Want to know what Africa’s super rich do with their money?

Nigeria-born lawyer Bimpe Nkontchou made a business of finding out. The managing principal of U.K.-based wealth management company W8 Advisory, Nkontchou talked with CNN, sharing what she knows about Africa’s ultra-rich and what they talk about when they talk about spending their millions.

Here’s an excerpt from that interview from CNN.

“More than half of their wealth stays on the continent. Families typically think of home first of all, even buying land — something that, over generations, was always an important asset.

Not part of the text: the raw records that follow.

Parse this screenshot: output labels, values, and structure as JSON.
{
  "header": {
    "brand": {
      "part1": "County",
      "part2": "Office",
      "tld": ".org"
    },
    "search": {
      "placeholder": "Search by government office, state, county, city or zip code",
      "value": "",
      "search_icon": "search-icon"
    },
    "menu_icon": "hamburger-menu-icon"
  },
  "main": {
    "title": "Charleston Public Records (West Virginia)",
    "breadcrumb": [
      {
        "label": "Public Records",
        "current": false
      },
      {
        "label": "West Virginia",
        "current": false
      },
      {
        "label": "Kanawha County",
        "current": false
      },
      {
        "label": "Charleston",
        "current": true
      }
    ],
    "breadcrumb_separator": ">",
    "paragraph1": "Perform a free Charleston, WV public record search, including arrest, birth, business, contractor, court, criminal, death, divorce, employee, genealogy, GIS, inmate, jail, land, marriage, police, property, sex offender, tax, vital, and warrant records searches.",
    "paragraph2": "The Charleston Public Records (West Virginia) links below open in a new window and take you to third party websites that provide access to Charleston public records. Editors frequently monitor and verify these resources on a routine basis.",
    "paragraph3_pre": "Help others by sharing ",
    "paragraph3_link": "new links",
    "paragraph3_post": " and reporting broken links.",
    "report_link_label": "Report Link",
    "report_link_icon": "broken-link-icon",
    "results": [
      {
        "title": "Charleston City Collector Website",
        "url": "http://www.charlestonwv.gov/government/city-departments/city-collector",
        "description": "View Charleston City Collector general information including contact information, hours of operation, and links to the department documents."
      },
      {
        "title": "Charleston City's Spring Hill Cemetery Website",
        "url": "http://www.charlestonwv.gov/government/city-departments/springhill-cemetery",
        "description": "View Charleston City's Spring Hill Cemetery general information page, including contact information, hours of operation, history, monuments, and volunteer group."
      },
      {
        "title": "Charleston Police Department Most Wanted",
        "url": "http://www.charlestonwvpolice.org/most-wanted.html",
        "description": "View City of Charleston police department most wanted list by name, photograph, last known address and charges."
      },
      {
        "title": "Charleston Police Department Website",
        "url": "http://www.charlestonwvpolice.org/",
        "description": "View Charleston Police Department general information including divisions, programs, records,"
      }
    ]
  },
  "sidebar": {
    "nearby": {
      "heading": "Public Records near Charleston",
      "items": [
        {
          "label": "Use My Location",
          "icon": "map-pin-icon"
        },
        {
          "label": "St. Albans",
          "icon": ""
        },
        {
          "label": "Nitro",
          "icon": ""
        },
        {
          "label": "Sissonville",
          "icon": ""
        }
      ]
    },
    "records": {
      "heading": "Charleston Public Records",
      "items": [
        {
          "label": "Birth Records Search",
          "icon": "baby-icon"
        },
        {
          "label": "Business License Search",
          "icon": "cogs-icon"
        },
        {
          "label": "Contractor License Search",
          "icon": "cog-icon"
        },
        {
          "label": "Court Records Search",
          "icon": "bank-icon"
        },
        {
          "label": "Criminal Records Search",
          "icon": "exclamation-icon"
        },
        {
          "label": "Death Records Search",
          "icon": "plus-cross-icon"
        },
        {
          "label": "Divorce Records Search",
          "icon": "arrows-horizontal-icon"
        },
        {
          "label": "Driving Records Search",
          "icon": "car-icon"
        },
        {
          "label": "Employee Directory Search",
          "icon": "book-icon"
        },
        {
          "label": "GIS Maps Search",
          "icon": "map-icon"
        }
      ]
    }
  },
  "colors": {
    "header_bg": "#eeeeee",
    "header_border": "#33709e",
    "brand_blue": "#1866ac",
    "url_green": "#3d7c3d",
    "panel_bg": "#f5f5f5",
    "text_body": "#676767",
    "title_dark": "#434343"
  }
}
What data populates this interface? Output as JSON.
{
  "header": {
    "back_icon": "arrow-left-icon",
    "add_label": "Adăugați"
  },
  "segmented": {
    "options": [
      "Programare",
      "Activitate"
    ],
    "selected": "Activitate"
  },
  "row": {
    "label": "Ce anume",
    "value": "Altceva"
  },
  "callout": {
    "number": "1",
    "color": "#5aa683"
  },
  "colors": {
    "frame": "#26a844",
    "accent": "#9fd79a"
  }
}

“Real estate acquisition is definitely a popular service … London real estate is an asset class in itself.London is a magnet for Africans and has been for some years. Many Africans have been educated here and England continues to be a destination for first-class international education.

“Philanthropy is a growing area. I do give advice to clients finding a cause that the family can support. A lot of Africans realize there is a big need still for education on the continent and many are exploring giving back in the sector. Any wealthy African with a conscience and some intellect should realize that it’s about time that we step up ourselves and do as much for the continent as foreigners are doing.

 “More and more wealthy Africans are also realizing that in collecting African art they can hold on to part of their heritage, as well as patronize growing artists. We need to retain our heritage and the best way to do that is to try and make sure that the best African art — modern, contemporary and even old — is kept in the hands of Africans.”

What is the main challenge when it comes to helping the ultra-rich?

“The offspring of wealth creators grow up in a very comfortable and cosseted environment, and perhaps might lose that drive, the hunger that created the wealth in the first place. It’s challenging for families to create an entrepreneurial spirit within them.

“The next generation can work in any country, live anywhere, and sometimes because some of these children have spent so long in the U.K. or the U.S. …they lose that contact — there’s quite a bit of nurturing to be done in ensuring that children feel some responsibility, not necessarily to work for the family business, but to contribute.”

Read more at CNN.